◆ **RECORDED INFORMATION**:
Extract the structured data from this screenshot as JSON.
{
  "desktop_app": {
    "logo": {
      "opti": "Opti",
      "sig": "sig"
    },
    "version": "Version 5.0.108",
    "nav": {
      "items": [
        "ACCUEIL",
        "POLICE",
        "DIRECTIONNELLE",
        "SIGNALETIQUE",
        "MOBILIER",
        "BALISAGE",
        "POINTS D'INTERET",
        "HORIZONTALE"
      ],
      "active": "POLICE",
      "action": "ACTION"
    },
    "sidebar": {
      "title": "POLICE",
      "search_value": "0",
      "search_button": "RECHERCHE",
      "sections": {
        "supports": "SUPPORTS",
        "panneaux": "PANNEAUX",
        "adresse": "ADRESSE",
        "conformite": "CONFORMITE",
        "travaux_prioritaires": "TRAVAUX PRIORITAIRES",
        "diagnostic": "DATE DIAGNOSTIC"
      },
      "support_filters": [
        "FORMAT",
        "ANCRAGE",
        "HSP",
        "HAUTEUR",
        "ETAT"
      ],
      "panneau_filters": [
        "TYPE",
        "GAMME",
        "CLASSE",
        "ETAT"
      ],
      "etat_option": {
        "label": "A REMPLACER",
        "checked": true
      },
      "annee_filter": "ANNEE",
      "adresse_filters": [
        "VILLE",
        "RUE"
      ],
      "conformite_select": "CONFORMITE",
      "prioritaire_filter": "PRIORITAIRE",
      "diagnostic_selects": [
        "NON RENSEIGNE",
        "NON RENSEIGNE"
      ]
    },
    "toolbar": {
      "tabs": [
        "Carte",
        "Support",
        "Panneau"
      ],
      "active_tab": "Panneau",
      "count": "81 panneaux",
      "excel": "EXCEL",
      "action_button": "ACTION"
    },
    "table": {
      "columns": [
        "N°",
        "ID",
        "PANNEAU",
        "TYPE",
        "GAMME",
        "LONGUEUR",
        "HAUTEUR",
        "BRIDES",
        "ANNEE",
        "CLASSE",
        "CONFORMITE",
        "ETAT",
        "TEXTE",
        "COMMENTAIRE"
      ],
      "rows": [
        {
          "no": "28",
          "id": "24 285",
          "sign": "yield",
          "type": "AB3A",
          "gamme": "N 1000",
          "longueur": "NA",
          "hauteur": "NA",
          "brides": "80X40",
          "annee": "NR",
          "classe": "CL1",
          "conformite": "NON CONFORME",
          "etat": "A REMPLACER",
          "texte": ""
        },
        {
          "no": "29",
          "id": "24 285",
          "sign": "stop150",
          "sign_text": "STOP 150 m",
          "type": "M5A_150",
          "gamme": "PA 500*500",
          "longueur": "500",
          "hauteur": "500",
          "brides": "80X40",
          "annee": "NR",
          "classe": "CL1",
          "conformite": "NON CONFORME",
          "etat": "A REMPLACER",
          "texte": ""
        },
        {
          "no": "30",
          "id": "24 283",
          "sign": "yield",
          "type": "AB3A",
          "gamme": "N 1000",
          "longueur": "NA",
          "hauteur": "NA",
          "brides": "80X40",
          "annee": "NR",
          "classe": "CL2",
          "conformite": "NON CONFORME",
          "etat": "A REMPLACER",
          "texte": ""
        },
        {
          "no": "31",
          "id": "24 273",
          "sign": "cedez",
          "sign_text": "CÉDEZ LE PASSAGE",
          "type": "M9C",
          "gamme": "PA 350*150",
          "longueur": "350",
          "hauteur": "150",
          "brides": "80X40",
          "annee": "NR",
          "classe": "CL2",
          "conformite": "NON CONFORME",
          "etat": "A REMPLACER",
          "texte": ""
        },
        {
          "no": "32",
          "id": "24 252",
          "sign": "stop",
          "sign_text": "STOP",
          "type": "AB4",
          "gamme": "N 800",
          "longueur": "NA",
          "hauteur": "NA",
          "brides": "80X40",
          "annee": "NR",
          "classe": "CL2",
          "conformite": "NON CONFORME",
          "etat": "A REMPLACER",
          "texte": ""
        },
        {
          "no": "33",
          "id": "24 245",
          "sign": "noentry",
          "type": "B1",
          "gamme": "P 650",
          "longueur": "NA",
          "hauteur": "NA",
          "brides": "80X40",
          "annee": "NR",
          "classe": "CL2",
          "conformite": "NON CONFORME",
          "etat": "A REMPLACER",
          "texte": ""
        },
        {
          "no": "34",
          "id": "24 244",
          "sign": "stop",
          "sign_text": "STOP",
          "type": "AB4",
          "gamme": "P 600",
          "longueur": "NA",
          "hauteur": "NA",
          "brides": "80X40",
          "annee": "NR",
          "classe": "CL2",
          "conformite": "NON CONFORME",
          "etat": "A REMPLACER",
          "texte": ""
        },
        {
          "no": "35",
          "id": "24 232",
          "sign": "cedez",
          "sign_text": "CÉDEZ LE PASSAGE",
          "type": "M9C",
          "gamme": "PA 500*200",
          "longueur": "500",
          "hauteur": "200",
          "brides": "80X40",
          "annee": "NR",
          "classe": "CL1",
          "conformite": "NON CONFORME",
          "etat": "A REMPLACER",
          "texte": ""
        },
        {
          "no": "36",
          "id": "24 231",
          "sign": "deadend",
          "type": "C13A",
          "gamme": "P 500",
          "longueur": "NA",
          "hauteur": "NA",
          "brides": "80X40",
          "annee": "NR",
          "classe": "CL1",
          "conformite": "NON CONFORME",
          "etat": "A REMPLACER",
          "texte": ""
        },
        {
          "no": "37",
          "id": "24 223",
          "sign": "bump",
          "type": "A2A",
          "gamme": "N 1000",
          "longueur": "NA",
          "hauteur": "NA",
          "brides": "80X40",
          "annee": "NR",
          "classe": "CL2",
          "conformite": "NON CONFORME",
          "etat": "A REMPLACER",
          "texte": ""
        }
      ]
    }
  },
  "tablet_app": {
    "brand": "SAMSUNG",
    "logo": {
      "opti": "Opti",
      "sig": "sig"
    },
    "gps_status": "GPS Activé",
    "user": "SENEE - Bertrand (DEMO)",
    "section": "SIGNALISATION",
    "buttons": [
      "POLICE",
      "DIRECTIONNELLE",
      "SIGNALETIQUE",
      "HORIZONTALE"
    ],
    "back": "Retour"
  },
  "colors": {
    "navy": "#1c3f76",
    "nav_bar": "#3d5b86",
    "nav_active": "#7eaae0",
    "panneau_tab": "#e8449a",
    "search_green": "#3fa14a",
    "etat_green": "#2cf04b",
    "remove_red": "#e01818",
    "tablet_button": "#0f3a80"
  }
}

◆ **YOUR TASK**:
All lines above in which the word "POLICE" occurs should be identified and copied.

◆ **ANSWER SPACE**:
        "POLICE",
      "active": "POLICE",
      "title": "POLICE",
      "POLICE",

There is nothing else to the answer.